- [Required action] From the data below, report how many lines contain the word "emoji", giving the number and nothing else.

══ Dataset extract ══

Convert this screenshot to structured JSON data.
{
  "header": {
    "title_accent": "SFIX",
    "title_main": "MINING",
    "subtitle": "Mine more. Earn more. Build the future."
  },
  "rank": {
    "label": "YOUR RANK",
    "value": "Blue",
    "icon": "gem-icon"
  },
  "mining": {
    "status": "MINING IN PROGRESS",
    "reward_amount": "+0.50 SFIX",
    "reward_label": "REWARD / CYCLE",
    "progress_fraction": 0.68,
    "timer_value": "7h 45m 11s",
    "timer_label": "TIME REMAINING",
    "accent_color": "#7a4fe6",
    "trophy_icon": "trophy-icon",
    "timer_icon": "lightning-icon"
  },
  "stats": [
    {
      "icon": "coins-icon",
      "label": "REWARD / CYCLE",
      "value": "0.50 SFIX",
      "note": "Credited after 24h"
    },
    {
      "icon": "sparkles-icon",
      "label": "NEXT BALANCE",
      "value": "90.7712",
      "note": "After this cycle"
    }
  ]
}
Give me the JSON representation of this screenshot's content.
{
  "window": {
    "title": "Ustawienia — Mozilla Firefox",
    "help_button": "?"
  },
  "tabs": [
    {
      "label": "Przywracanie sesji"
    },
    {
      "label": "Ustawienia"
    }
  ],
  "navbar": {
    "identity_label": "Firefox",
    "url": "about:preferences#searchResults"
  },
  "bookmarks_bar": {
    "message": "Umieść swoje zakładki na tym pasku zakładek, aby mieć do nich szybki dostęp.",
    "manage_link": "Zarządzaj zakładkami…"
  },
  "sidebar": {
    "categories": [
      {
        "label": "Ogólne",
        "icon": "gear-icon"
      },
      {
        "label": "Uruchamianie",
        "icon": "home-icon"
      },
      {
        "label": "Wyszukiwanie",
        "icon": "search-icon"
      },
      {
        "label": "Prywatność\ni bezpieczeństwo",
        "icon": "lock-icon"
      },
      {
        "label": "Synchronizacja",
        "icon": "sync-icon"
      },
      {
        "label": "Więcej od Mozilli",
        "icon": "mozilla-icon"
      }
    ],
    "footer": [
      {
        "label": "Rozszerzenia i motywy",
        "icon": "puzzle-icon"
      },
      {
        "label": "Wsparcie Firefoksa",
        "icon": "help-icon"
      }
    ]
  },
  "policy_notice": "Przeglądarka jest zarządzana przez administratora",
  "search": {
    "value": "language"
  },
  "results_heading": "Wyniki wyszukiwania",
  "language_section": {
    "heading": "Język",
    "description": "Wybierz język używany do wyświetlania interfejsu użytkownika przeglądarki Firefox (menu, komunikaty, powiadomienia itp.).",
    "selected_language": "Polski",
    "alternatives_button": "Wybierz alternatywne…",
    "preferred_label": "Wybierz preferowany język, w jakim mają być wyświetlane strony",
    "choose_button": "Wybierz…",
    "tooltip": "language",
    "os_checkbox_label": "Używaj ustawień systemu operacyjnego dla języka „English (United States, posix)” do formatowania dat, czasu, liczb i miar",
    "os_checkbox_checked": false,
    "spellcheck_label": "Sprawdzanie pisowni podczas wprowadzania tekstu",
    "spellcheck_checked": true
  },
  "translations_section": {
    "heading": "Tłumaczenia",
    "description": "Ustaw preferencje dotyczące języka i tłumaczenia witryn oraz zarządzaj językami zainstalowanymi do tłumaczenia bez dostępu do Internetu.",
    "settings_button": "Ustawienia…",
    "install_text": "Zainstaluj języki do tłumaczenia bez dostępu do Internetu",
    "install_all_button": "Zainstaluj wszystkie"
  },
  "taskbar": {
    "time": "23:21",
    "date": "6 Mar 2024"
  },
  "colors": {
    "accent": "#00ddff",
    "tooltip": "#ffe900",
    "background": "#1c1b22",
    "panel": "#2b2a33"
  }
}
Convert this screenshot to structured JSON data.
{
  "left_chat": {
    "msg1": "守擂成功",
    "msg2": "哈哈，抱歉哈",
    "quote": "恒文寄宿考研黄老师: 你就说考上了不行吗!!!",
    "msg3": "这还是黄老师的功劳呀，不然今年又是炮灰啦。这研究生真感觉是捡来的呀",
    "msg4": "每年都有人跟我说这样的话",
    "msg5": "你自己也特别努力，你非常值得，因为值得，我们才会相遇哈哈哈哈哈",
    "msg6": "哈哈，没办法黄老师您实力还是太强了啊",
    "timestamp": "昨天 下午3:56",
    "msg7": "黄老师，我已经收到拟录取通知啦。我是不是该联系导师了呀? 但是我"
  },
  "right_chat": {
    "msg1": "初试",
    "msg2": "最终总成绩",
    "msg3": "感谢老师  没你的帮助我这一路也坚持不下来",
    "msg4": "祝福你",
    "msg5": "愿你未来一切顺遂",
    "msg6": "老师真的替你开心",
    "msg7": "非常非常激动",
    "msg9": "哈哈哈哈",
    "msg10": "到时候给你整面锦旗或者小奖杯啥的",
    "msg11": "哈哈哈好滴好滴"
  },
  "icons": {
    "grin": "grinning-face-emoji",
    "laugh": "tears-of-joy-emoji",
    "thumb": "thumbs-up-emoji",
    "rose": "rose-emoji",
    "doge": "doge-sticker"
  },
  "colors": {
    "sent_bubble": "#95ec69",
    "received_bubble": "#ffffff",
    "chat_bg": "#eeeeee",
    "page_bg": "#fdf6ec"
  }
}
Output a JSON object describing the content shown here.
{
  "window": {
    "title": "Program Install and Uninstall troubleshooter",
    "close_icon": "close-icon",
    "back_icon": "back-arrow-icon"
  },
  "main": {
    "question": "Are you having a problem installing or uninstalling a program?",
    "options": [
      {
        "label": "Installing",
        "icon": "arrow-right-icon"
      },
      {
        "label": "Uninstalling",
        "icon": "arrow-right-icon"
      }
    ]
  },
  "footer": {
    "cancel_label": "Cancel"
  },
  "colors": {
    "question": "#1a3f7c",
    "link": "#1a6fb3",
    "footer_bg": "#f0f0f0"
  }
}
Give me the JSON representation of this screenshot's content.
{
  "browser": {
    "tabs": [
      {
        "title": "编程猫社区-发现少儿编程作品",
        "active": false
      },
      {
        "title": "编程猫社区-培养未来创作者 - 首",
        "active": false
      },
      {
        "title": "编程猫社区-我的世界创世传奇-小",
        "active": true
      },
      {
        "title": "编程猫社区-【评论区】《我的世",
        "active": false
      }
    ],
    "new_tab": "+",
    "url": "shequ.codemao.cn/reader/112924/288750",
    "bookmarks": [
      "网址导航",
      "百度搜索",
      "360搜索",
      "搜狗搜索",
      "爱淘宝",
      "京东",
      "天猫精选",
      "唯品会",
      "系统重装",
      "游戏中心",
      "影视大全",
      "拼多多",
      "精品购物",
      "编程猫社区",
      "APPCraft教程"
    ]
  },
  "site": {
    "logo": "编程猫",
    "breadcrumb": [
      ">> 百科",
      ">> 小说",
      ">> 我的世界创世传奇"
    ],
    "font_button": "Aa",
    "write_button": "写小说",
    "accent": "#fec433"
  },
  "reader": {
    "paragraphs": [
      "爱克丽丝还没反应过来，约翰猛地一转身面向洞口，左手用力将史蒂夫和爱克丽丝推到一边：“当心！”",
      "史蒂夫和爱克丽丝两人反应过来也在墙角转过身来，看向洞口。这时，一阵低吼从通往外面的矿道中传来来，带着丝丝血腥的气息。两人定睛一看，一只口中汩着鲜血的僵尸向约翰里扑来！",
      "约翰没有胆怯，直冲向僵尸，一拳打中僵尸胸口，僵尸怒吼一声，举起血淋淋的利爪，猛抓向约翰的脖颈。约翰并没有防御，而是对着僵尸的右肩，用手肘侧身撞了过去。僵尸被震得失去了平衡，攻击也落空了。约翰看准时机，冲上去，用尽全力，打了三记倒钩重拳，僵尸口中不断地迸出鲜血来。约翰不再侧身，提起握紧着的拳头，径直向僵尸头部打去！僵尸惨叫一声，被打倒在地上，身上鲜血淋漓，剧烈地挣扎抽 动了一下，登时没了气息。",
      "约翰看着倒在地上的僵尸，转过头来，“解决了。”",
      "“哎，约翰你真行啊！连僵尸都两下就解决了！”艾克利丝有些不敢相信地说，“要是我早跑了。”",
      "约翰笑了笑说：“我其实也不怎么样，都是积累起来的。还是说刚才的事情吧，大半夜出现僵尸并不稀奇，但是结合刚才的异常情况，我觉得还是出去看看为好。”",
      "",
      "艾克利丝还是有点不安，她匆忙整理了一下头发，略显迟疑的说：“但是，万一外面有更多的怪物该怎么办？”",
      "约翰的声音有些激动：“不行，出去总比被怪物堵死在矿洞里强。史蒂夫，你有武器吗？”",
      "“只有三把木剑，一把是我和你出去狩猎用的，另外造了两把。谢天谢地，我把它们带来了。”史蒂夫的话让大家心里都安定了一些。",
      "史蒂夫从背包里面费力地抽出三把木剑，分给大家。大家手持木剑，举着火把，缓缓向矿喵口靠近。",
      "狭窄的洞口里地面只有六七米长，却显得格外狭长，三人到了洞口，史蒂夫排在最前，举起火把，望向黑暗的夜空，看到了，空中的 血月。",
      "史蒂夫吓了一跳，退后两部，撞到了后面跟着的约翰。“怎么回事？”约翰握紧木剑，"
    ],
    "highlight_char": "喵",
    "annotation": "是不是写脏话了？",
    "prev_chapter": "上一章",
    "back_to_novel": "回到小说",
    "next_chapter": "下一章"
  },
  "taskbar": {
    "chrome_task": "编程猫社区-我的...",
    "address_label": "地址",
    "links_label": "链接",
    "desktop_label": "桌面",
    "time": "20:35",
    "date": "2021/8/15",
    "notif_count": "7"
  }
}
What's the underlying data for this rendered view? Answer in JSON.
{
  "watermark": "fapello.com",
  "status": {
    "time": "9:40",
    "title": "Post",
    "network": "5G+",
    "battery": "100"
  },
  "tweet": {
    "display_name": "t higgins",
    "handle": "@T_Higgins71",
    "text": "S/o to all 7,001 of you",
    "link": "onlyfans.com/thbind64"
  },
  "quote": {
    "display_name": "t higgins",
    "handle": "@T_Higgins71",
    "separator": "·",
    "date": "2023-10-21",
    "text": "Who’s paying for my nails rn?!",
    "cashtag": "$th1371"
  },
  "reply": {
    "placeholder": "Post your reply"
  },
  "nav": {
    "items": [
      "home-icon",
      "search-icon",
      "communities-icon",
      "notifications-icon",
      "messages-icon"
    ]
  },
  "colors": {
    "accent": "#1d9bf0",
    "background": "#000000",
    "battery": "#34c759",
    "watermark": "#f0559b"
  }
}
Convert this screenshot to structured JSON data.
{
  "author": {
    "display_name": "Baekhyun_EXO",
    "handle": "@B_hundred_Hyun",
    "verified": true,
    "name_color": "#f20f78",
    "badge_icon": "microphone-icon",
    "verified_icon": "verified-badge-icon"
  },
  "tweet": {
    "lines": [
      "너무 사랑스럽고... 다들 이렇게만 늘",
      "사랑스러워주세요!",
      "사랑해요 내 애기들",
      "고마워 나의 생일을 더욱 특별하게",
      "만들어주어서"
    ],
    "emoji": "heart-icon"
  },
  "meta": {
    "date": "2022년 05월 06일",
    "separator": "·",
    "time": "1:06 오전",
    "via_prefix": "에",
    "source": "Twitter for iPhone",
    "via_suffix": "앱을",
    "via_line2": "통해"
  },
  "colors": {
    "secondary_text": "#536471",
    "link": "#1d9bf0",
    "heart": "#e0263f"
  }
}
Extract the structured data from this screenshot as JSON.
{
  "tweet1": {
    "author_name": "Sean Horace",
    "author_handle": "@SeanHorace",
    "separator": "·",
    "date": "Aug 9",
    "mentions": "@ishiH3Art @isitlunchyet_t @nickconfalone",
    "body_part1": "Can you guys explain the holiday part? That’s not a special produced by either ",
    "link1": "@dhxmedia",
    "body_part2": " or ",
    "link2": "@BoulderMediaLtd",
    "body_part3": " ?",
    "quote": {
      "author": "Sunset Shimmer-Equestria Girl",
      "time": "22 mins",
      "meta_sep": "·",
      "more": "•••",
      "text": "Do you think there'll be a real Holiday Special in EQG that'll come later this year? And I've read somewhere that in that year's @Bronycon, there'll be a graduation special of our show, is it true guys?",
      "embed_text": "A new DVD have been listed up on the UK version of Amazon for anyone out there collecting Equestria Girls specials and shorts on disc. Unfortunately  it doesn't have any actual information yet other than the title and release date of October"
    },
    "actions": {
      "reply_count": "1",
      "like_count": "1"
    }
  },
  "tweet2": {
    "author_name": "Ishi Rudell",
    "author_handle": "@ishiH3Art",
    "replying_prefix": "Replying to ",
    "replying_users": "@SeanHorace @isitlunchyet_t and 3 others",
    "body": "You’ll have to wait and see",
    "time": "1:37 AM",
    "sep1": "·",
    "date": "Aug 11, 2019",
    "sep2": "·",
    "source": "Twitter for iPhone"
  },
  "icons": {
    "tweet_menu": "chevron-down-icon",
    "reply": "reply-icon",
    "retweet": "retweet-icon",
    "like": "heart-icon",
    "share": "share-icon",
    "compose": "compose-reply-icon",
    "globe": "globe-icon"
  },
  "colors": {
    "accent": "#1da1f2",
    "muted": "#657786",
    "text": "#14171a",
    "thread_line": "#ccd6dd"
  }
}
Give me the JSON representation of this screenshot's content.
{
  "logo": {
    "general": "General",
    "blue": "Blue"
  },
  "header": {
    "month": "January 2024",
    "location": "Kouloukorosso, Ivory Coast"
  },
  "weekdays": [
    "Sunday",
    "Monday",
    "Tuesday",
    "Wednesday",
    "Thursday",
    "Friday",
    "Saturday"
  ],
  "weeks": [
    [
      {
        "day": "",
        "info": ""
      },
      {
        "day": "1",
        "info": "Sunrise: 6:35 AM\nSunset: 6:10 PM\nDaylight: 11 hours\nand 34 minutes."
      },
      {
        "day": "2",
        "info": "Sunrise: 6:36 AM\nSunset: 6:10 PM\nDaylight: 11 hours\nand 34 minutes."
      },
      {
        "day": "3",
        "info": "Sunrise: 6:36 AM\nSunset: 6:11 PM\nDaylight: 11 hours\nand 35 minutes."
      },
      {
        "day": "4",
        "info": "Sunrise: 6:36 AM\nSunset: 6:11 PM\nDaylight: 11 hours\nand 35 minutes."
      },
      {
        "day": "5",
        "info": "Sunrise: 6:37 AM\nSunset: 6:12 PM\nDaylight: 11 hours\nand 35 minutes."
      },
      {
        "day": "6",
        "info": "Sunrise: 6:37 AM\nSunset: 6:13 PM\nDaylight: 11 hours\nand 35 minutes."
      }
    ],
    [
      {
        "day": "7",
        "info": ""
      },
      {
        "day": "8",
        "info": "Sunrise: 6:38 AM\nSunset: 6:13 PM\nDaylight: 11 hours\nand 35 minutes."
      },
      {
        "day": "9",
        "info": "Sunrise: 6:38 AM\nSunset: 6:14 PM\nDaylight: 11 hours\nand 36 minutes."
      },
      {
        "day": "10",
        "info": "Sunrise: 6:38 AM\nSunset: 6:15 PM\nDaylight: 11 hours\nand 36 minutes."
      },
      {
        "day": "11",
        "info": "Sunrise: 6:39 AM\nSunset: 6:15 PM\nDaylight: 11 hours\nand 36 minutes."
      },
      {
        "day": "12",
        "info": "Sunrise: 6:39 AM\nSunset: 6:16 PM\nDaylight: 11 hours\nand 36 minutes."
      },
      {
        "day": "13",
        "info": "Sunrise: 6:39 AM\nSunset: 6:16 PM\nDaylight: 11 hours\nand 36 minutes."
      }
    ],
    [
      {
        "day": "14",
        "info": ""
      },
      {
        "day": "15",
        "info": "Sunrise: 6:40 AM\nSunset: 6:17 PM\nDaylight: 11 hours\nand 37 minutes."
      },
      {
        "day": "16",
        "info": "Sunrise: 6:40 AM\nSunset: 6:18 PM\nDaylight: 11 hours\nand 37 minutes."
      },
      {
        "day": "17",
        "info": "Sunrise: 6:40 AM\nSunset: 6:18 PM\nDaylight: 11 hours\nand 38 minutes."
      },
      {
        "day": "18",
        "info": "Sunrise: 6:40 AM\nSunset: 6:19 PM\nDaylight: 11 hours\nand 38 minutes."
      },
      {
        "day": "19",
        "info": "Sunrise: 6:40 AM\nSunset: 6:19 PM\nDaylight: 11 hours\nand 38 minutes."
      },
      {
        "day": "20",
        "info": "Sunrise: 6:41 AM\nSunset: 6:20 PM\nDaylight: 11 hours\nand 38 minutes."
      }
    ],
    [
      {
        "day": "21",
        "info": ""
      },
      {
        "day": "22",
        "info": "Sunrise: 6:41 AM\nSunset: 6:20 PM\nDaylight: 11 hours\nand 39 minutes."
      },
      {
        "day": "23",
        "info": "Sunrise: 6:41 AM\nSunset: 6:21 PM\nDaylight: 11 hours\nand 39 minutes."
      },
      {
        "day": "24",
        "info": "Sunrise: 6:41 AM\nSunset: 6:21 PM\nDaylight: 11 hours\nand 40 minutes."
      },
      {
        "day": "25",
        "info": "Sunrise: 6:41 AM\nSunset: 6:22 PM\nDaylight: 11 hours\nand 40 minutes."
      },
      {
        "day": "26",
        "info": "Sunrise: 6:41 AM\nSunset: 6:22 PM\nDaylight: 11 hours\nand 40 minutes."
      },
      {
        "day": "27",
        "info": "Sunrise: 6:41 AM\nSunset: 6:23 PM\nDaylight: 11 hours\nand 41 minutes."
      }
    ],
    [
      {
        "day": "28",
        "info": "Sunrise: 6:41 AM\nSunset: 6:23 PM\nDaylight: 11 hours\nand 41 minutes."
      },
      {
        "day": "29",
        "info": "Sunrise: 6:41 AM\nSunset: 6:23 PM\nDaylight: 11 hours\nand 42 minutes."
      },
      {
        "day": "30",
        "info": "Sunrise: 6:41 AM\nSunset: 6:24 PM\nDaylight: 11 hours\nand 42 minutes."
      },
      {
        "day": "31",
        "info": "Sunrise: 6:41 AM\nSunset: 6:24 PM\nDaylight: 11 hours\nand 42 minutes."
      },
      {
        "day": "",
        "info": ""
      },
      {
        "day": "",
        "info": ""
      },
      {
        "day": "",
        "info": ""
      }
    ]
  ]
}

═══

- [Your solution] 5